**Work item:**
Below are the records. Gather each line that holds "this".

──────── Data for the task ────────

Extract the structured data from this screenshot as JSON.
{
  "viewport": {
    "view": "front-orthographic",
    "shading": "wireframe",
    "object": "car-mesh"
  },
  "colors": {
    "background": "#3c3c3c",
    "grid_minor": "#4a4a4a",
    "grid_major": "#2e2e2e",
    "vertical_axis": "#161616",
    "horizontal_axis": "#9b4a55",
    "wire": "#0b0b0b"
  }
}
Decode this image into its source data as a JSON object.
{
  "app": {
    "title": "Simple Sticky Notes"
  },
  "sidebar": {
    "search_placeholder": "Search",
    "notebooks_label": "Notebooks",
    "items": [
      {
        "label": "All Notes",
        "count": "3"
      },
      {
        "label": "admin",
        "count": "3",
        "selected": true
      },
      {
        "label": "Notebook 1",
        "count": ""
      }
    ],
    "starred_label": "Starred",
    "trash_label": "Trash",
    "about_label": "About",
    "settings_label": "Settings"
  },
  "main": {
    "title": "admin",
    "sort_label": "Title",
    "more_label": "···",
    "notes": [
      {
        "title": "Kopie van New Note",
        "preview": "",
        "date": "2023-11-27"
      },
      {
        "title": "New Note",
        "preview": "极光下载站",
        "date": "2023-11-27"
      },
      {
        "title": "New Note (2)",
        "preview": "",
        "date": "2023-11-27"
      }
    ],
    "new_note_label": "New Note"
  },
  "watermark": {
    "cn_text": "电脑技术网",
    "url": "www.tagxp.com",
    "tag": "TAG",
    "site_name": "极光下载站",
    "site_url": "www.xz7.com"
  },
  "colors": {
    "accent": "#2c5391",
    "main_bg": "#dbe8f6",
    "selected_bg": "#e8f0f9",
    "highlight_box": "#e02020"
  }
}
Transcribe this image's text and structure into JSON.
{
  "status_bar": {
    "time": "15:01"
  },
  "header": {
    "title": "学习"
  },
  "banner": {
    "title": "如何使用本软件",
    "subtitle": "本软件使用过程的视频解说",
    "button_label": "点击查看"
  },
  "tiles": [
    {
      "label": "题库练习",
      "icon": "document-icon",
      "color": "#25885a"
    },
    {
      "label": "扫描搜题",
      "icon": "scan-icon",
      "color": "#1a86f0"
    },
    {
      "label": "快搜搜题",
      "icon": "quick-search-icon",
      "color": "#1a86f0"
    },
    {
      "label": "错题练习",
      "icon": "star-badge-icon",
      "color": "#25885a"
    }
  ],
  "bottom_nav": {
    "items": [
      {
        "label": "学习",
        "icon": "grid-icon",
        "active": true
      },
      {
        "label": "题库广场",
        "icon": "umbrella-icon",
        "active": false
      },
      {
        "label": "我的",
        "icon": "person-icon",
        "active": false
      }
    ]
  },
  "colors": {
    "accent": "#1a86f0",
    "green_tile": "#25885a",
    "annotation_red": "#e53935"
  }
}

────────

**Response:**
Extract the structured data from this screenshot as JSON.
Decode this image into its source data as a JSON object.
Transcribe this image's text and structure into JSON.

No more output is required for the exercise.